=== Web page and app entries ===
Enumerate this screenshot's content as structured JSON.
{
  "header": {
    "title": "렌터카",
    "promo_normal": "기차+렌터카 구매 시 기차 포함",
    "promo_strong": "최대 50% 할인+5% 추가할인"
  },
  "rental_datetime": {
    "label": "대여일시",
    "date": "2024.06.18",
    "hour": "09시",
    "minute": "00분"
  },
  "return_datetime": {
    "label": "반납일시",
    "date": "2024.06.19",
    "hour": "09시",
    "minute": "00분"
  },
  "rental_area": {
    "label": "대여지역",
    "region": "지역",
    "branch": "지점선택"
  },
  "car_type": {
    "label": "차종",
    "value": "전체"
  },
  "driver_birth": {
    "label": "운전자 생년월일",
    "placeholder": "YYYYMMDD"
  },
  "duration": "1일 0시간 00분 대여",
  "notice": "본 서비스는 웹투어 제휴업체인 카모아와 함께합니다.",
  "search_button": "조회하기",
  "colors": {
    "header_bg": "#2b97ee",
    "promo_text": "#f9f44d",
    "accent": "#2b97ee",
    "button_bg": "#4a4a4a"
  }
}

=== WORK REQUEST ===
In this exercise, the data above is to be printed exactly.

=== WRITTEN SOLUTION ===
Enumerate this screenshot's content as structured JSON.
{
  "header": {
    "title": "렌터카",
    "promo_normal": "기차+렌터카 구매 시 기차 포함",
    "promo_strong": "최대 50% 할인+5% 추가할인"
  },
  "rental_datetime": {
    "label": "대여일시",
    "date": "2024.06.18",
    "hour": "09시",
    "minute": "00분"
  },
  "return_datetime": {
    "label": "반납일시",
    "date": "2024.06.19",
    "hour": "09시",
    "minute": "00분"
  },
  "rental_area": {
    "label": "대여지역",
    "region": "지역",
    "branch": "지점선택"
  },
  "car_type": {
    "label": "차종",
    "value": "전체"
  },
  "driver_birth": {
    "label": "운전자 생년월일",
    "placeholder": "YYYYMMDD"
  },
  "duration": "1일 0시간 00분 대여",
  "notice": "본 서비스는 웹투어 제휴업체인 카모아와 함께합니다.",
  "search_button": "조회하기",
  "colors": {
    "header_bg": "#2b97ee",
    "promo_text": "#f9f44d",
    "accent": "#2b97ee",
    "button_bg": "#4a4a4a"
  }
}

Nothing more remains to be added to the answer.